#### What is being asked
Could you return every line of the records below that contains the word "veya"?

#### Data for processing
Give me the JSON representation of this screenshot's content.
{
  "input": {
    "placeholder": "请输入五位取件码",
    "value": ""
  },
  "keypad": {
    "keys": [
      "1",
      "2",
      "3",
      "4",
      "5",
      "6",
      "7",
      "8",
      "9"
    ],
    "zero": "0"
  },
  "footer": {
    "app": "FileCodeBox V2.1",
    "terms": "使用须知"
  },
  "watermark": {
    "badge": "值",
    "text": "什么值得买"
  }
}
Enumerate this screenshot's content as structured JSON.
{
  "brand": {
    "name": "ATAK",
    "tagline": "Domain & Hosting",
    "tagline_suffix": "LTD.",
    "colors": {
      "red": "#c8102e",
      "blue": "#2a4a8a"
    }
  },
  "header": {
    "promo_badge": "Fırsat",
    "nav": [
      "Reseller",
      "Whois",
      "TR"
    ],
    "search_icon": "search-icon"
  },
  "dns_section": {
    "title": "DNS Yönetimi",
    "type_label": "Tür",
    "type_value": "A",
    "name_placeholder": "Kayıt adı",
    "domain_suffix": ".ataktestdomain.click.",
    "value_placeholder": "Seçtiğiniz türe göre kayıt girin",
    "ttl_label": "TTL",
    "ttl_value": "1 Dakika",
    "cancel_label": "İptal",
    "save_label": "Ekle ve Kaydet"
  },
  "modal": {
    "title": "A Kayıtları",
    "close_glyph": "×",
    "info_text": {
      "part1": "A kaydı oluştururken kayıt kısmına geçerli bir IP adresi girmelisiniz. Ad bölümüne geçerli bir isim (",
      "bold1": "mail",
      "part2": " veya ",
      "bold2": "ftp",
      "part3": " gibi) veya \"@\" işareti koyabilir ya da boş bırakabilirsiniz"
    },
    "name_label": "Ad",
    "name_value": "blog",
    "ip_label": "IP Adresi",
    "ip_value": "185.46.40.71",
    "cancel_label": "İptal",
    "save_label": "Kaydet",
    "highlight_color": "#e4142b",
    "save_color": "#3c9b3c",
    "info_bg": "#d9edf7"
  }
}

#### Response
      "part2": " veya ",
      "part3": " gibi) veya \"@\" işareti koyabilir ya da boş bırakabilirsiniz"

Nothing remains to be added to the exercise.